Did you know there is significant research showing that increased time in nature benefits human health and well-being? Living in greener environments is often associated with higher levels of physical activity and lower levels of instances of chronic disease. In addition to research that demonstrates the physical health benefits of nature exposure, there is emerging evidence that green recreational spaces also have a positive influence on the mental, emotional and behavioral health of children.
Despite the number of potential health benefits of exposure to nature and green spaces, many children spend little to no time outside. One reason in cities like Philadelphia is that parks in urban areas are not always accessible, leaving many underutilized. Additionally, most pediatricians in our city don’t live in the same neighborhoods as their patients and are not equipped with the resources to give specific, local and personal counseling to patient families. That is, not until the launch of NaturePHL.
NaturePHL Provides Rx for Nature
NaturePHL is a cross-sector program that aims to improve the health and well-being of Philadelphia’s children and families through increased outdoor activity in local parks and green spaces. We bring together Children’s Hospital of Philadelphia (CHOP) primary care physicians, environmental educators, public health advocates, parks and recreation leaders, and other Philadelphian community leaders in order to connect families with healthy outdoor play in their neighborhoods through education about health benefits, incentives and resources. NaturePHL’s goal aligns with that of CHOP’s: achieving the best possible health outcome for every child.

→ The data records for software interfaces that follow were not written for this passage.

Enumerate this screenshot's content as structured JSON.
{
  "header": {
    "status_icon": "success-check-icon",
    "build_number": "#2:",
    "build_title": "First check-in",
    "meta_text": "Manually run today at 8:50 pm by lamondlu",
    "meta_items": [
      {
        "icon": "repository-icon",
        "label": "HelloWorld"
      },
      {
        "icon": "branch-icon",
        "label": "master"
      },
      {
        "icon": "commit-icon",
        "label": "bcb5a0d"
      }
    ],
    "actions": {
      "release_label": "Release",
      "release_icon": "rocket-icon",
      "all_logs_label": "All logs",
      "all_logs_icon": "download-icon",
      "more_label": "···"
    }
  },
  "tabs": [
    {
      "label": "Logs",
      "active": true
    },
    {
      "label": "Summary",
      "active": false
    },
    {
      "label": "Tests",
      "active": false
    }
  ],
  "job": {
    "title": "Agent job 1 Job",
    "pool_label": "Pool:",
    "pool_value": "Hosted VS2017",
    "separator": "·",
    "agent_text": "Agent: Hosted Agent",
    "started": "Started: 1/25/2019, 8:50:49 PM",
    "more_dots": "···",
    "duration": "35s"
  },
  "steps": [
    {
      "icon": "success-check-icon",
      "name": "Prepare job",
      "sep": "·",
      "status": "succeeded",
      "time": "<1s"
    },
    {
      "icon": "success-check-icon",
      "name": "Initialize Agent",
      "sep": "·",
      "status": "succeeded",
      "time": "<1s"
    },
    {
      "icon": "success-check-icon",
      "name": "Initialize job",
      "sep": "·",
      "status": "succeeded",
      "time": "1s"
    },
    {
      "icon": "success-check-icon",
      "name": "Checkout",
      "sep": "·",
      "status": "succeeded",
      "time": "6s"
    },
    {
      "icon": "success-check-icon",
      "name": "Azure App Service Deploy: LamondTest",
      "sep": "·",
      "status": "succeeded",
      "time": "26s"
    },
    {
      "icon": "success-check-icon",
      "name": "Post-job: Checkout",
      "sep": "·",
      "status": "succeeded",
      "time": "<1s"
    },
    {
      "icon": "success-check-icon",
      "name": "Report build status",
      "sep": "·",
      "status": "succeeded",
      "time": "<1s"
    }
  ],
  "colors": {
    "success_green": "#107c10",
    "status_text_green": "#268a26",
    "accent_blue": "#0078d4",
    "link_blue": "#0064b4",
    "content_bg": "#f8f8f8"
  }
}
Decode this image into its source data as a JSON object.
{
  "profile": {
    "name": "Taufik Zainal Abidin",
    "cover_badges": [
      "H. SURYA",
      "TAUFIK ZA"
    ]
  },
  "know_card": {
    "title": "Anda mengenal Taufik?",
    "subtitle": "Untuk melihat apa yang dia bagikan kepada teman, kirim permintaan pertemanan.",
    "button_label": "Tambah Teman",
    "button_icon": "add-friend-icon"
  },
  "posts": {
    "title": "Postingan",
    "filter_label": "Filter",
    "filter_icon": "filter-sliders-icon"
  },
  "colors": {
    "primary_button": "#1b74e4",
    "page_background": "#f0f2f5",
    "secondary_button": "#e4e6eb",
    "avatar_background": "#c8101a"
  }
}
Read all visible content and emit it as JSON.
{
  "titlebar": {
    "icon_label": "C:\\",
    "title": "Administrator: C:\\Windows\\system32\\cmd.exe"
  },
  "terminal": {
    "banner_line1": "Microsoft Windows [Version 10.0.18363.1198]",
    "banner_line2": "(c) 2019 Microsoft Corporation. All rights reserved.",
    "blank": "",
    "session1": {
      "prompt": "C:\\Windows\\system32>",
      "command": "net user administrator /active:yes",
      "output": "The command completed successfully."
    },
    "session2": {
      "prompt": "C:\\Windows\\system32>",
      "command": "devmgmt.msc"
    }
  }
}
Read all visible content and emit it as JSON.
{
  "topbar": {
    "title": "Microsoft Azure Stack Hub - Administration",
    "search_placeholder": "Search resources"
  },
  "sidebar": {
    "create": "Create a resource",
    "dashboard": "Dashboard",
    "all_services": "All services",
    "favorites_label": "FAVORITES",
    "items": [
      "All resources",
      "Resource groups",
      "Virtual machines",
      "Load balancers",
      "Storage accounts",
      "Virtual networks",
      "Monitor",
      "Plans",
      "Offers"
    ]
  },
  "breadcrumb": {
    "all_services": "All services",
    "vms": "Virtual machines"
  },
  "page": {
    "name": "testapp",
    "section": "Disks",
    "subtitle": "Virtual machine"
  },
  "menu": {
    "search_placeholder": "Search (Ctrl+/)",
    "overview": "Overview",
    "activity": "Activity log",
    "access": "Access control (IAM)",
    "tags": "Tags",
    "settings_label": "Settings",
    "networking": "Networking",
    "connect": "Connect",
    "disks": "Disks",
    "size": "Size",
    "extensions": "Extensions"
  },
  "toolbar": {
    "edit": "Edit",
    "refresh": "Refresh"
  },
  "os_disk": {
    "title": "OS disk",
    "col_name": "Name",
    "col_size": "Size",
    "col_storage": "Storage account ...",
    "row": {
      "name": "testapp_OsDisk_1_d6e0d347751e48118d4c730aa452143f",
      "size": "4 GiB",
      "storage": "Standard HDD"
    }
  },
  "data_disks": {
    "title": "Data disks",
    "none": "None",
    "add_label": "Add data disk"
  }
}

The idea of having doctors provide counseling and prescriptions for being outdoors is not new—there are more than 80 programs across the U.S. that engage health care professionals and social workers in talking with individuals about the health benefits associated with time outdoors. In fact, just a few months ago, the President of the American Academy of Pediatrics , Dr. Kyle Yusado, wrote into his priorities for 2019 the need to connect children and families with nature.
The need is there and the providers are making it a priority, but the question all of these nature prescription programs are trying to answer is: How do we motivate providers to deliver counseling messages as well as ensure that the patients receiving the prescription are effectively changing their behavior?
Nature Navigators: Bridging Physicians, Families and Time Outdoors
NaturePHL is recognized by its peers as one of the most successful clinical outdoor activity prescription programs because of how our program is answering this question. In order to motivate providers to counsel patients and to fulfill our aim of changing health behaviors by getting patient families outside, we created the position of the Nature Navigator.
The Nature Navigator is a research-driven position based on the Managed Problem Solving (MAPS) tool that research has shown to be an effective intervention for HIV medication adherence. Dr. Robert Gross, an associate professor in the University of Pennsylvania’s School of Medicine, developed and tested this tool, which involves five basic steps: 1) defining the problem; 2) generating alternative solutions to each problem via brainstorming; 3) decision making regarding a plan of action; 4) implementation of the plan; and 5) assessing the implementation and effectiveness of the original plan and modifying it based on accumulated data. The Nature Navigator uses the MAPS tool when working with patients to identify their own barriers to spending more time outside and constructing a series of individualized solutions.
To fill this specialized role, we seek individuals with experience mediating between referred families and the health care system: community health workers (CHWs) and social/behavioral health workers. CHWs are unique in their ability to act as culturally competent mediators between providers and members of diverse communities. They can take the time, that physicians often cannot, to ensure that health communication is understood, efficient and sustainable for patient families. CHOP’s CAPP+ program is a great example of the power of CHWs—they are successfully helping families remediate their homes in West Philadelphia to reduce asthma triggers that send children to the hospital.
Employers typically hire CHWs for a variety of reasons, but most pertinent to the park prescription model is that they can help families navigate the healthcare system while also tailoring programs to meet the needs of the individual or community. Additionally, they have been shown to reduce the cost of care, making the role beneficial for both the patient and provider.
NaturePHL Nature Navigators have been making a strong impact on CHOP’s patient population who receive intensive counseling on the benefits of outdoor activity. According to our qualitative evaluation, all of the patients our navigators have worked with for the past two years have reported increases in the amount of time they spend outdoors, their understanding of health benefits associated with outdoor time, and their knowledge of places to go and upcoming outdoor events. In order to make a direct correlation between this increase in knowledge/behavior change and the Nature Navigators, our self-reported surveys ask specifically if the navigators helped with these changes.
This summer, we plan to begin a case-control study with PolicyLab to better understand the impact that Nature Navigators are having on patient families. We hope this study will also continue to show how NaturePHL is succeeding in creating behavior change that improves health outcomes through not only its program and clinical counseling message, but through our unique Nature Navigator role.
Elisa Sarantschin is the program director for NaturePHL.